Instructions to follow
Write the lines below out exactly, dropping each picture.

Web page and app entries
'''

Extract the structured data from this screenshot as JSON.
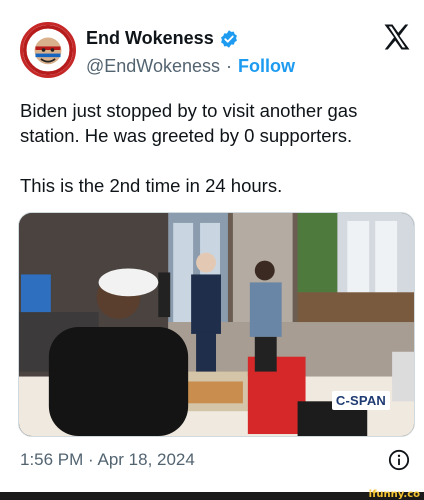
{
  "user": {
    "display_name": "End Wokeness",
    "handle": "@EndWokeness",
    "separator": "·",
    "follow_label": "Follow",
    "avatar_text_top": "EUROPE FOR",
    "avatar_text_bottom": "FORMER TRUMP"
  },
  "tweet": {
    "paragraph_1": "Biden just stopped by to visit another gas station. He was greeted by 0 supporters.",
    "paragraph_2": "This is the 2nd time in 24 hours."
  },
  "media": {
    "watermark": "C-SPAN"
  },
  "footer": {
    "timestamp": "1:56 PM · Apr 18, 2024"
  },
  "overlay": {
    "site_mark": "ifunny.co"
  },
  "colors": {
    "link": "#1d9bf0",
    "verified": "#1d9bf0",
    "muted": "#536471",
    "text": "#0f1419"
  },
  "icons": [
    "verified-badge-icon",
    "x-logo-icon",
    "info-icon"
  ]
}
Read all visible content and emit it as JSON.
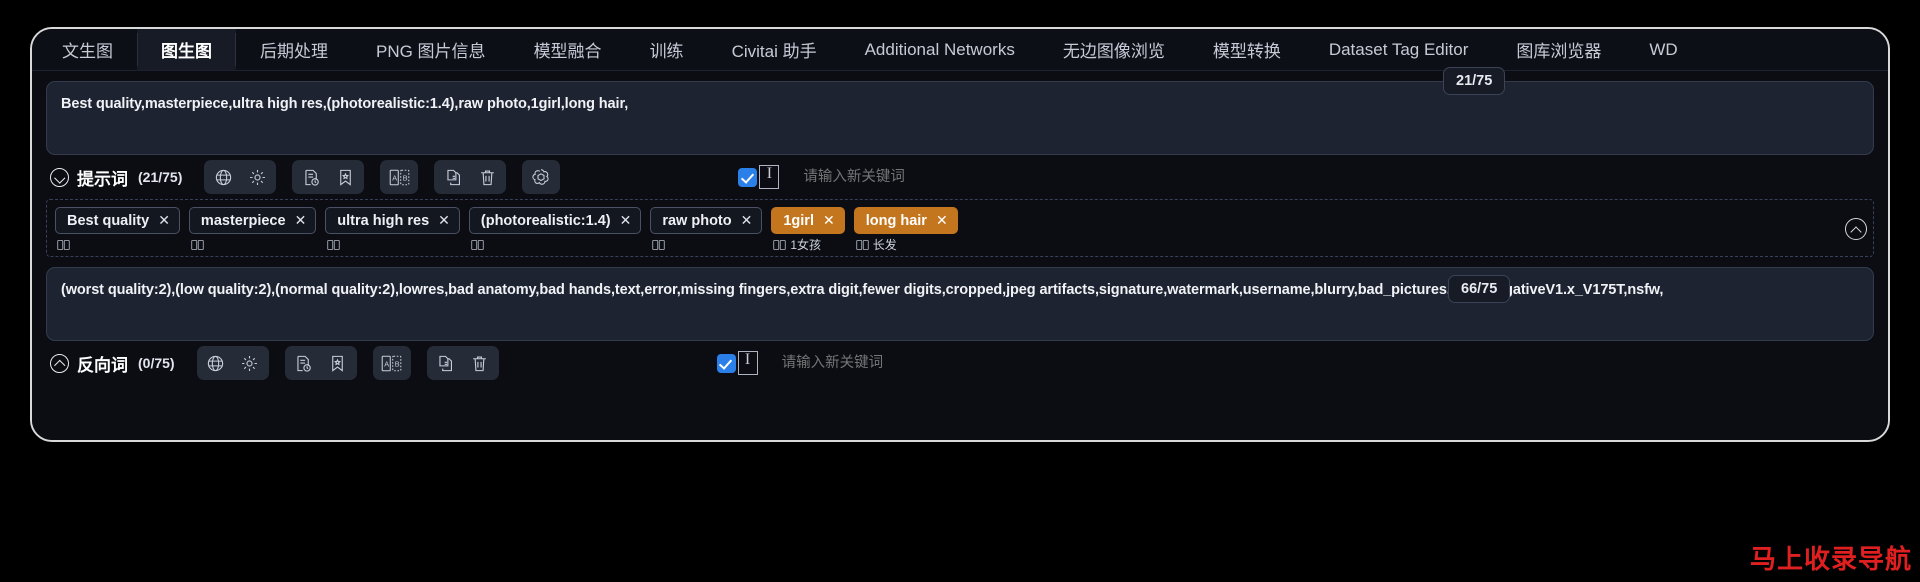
{
  "window": {
    "background": "#000000",
    "frame_border": "#d9d9d9"
  },
  "tabs": [
    {
      "label": "文生图",
      "active": false
    },
    {
      "label": "图生图",
      "active": true
    },
    {
      "label": "后期处理",
      "active": false
    },
    {
      "label": "PNG 图片信息",
      "active": false
    },
    {
      "label": "模型融合",
      "active": false
    },
    {
      "label": "训练",
      "active": false
    },
    {
      "label": "Civitai 助手",
      "active": false
    },
    {
      "label": "Additional Networks",
      "active": false
    },
    {
      "label": "无边图像浏览",
      "active": false
    },
    {
      "label": "模型转换",
      "active": false
    },
    {
      "label": "Dataset Tag Editor",
      "active": false
    },
    {
      "label": "图库浏览器",
      "active": false
    },
    {
      "label": "WD",
      "active": false
    }
  ],
  "positive": {
    "prompt_text": "Best quality,masterpiece,ultra high res,(photorealistic:1.4),raw photo,1girl,long hair,",
    "section_label": "提示词",
    "count": "(21/75)",
    "counter_badge": "21/75",
    "toolbar_groups": [
      {
        "icons": [
          "globe-icon",
          "gear-icon"
        ]
      },
      {
        "icons": [
          "styles-icon",
          "bookmark-icon"
        ]
      },
      {
        "icons": [
          "translate-ab-icon"
        ]
      },
      {
        "icons": [
          "copy-icon",
          "trash-icon"
        ]
      },
      {
        "icons": [
          "openai-icon"
        ]
      }
    ],
    "keyword_checked": true,
    "keyword_placeholder": "请输入新关键词",
    "keyword_value": "",
    "tags": [
      {
        "text": "Best quality",
        "color": "default",
        "sub": ""
      },
      {
        "text": "masterpiece",
        "color": "default",
        "sub": ""
      },
      {
        "text": "ultra high res",
        "color": "default",
        "sub": ""
      },
      {
        "text": "(photorealistic:1.4)",
        "color": "default",
        "weighted": true,
        "sub": ""
      },
      {
        "text": "raw photo",
        "color": "default",
        "sub": ""
      },
      {
        "text": "1girl",
        "color": "orange",
        "sub": "1女孩"
      },
      {
        "text": "long hair",
        "color": "orange",
        "sub": "长发"
      }
    ]
  },
  "negative": {
    "prompt_text": "(worst quality:2),(low quality:2),(normal quality:2),lowres,bad anatomy,bad hands,text,error,missing fingers,extra digit,fewer digits,cropped,jpeg artifacts,signature,watermark,username,blurry,bad_pictures,DeepNegativeV1.x_V175T,nsfw,",
    "section_label": "反向词",
    "count": "(0/75)",
    "counter_badge": "66/75",
    "toolbar_groups": [
      {
        "icons": [
          "globe-icon",
          "gear-icon"
        ]
      },
      {
        "icons": [
          "styles-icon",
          "bookmark-icon"
        ]
      },
      {
        "icons": [
          "translate-ab-icon"
        ]
      },
      {
        "icons": [
          "copy-icon",
          "trash-icon"
        ]
      }
    ],
    "keyword_checked": true,
    "keyword_placeholder": "请输入新关键词",
    "keyword_value": ""
  },
  "watermark": {
    "cn": "马上收录",
    "en": "导航",
    "full": "马上收录导航",
    "color": "#e02020"
  },
  "colors": {
    "accent_blue": "#2b7fe8",
    "tag_orange": "#c4761e",
    "panel_bg": "#1d2330",
    "app_bg": "#0b0d13"
  }
}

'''

Expected answer
Extract the structured data from this screenshot as JSON.
{
  "user": {
    "display_name": "End Wokeness",
    "handle": "@EndWokeness",
    "separator": "·",
    "follow_label": "Follow",
    "avatar_text_top": "EUROPE FOR",
    "avatar_text_bottom": "FORMER TRUMP"
  },
  "tweet": {
    "paragraph_1": "Biden just stopped by to visit another gas station. He was greeted by 0 supporters.",
    "paragraph_2": "This is the 2nd time in 24 hours."
  },
  "media": {
    "watermark": "C-SPAN"
  },
  "footer": {
    "timestamp": "1:56 PM · Apr 18, 2024"
  },
  "overlay": {
    "site_mark": "ifunny.co"
  },
  "colors": {
    "link": "#1d9bf0",
    "verified": "#1d9bf0",
    "muted": "#536471",
    "text": "#0f1419"
  },
  "icons": [
    "verified-badge-icon",
    "x-logo-icon",
    "info-icon"
  ]
}
Read all visible content and emit it as JSON.
{
  "window": {
    "background": "#000000",
    "frame_border": "#d9d9d9"
  },
  "tabs": [
    {
      "label": "文生图",
      "active": false
    },
    {
      "label": "图生图",
      "active": true
    },
    {
      "label": "后期处理",
      "active": false
    },
    {
      "label": "PNG 图片信息",
      "active": false
    },
    {
      "label": "模型融合",
      "active": false
    },
    {
      "label": "训练",
      "active": false
    },
    {
      "label": "Civitai 助手",
      "active": false
    },
    {
      "label": "Additional Networks",
      "active": false
    },
    {
      "label": "无边图像浏览",
      "active": false
    },
    {
      "label": "模型转换",
      "active": false
    },
    {
      "label": "Dataset Tag Editor",
      "active": false
    },
    {
      "label": "图库浏览器",
      "active": false
    },
    {
      "label": "WD",
      "active": false
    }
  ],
  "positive": {
    "prompt_text": "Best quality,masterpiece,ultra high res,(photorealistic:1.4),raw photo,1girl,long hair,",
    "section_label": "提示词",
    "count": "(21/75)",
    "counter_badge": "21/75",
    "toolbar_groups": [
      {
        "icons": [
          "globe-icon",
          "gear-icon"
        ]
      },
      {
        "icons": [
          "styles-icon",
          "bookmark-icon"
        ]
      },
      {
        "icons": [
          "translate-ab-icon"
        ]
      },
      {
        "icons": [
          "copy-icon",
          "trash-icon"
        ]
      },
      {
        "icons": [
          "openai-icon"
        ]
      }
    ],
    "keyword_checked": true,
    "keyword_placeholder": "请输入新关键词",
    "keyword_value": "",
    "tags": [
      {
        "text": "Best quality",
        "color": "default",
        "sub": ""
      },
      {
        "text": "masterpiece",
        "color": "default",
        "sub": ""
      },
      {
        "text": "ultra high res",
        "color": "default",
        "sub": ""
      },
      {
        "text": "(photorealistic:1.4)",
        "color": "default",
        "weighted": true,
        "sub": ""
      },
      {
        "text": "raw photo",
        "color": "default",
        "sub": ""
      },
      {
        "text": "1girl",
        "color": "orange",
        "sub": "1女孩"
      },
      {
        "text": "long hair",
        "color": "orange",
        "sub": "长发"
      }
    ]
  },
  "negative": {
    "prompt_text": "(worst quality:2),(low quality:2),(normal quality:2),lowres,bad anatomy,bad hands,text,error,missing fingers,extra digit,fewer digits,cropped,jpeg artifacts,signature,watermark,username,blurry,bad_pictures,DeepNegativeV1.x_V175T,nsfw,",
    "section_label": "反向词",
    "count": "(0/75)",
    "counter_badge": "66/75",
    "toolbar_groups": [
      {
        "icons": [
          "globe-icon",
          "gear-icon"
        ]
      },
      {
        "icons": [
          "styles-icon",
          "bookmark-icon"
        ]
      },
      {
        "icons": [
          "translate-ab-icon"
        ]
      },
      {
        "icons": [
          "copy-icon",
          "trash-icon"
        ]
      }
    ],
    "keyword_checked": true,
    "keyword_placeholder": "请输入新关键词",
    "keyword_value": ""
  },
  "watermark": {
    "cn": "马上收录",
    "en": "导航",
    "full": "马上收录导航",
    "color": "#e02020"
  },
  "colors": {
    "accent_blue": "#2b7fe8",
    "tag_orange": "#c4761e",
    "panel_bg": "#1d2330",
    "app_bg": "#0b0d13"
  }
}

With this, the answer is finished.